Virago Modern Classic #312
Brother Jacob is George Eliot’s shortest and most obscure work.
I’m pleased that Virago reissued it back in the day – if they hadn’t it probably would have passed me by.
My edition runs to just 74 pages, but it contains a fable, a morality tale in four acts:
On a visit to town young David Faux sees a high class confectioner’s shop. It leads him to believe that confectioners must be the happiest and most popular of tradesmen, and so when it comes to the time for him to take up a trade he becomes a confectionery. But when David finds that the realitly of life as a confectioner has more work and less status than he imagined, he decides that his future lies elsewhere.
The prose in this section is rich and lovely. George Eliot must have had a sweet tooth! But David’s discontent stops things getting sickly and sets the real story in motion.
David decides that his future lies in the West Indies, But how does he get there? Easy! He tricks his slow-witted brother Jacob so that he can steal his mother’s life savings. And then, of course, he vanishes.
A swift change to a much darker style and tone. Interesting, well executed and things play out well. But not so easy to engage. David is unpleasant and Jacob is dull. No heroes here!
Some years later and some miles away a new confectioner’s shop opens. The proprietor, Edward Freely, establishes himself in society and is clearly set to make a great match with the local squire’s daughter.
A lovely portrait of a community. Of course, with the short format, it is reasonably clear who Edward Freely must be and what is likely to happen next. After all, the title is “Brother Jacob”.
Sure enough, Jacob arrives. He, quite disingenuously, identifies the confectioner as his brother David Faux. Not a gentleman merchant, but a working class thief and cheat. The confectioner disappears, never to be heard from again.
A tidy ending, but a little downbeat.
Brother Jacob has a few flaws common in short works. There is little room for character development and the story quickly becomes predictable. But it is engaging and very readable.

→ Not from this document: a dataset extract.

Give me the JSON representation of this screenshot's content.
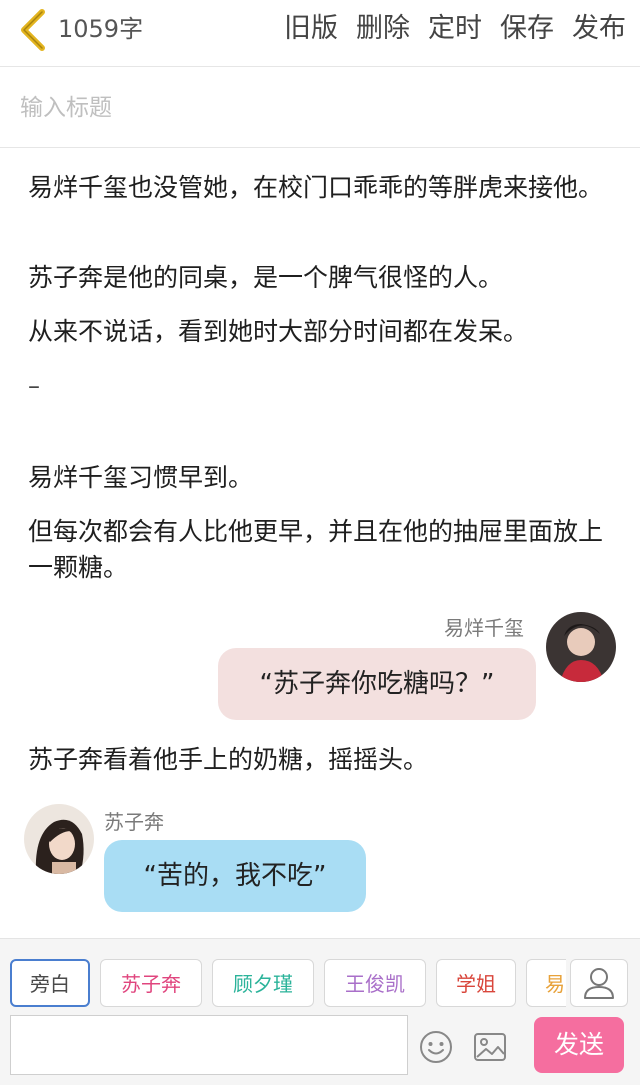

The core idea wouldn’t have been enough to sustain a novel, but does provide a sound basis for this little volume.
Not essential, but very interesting.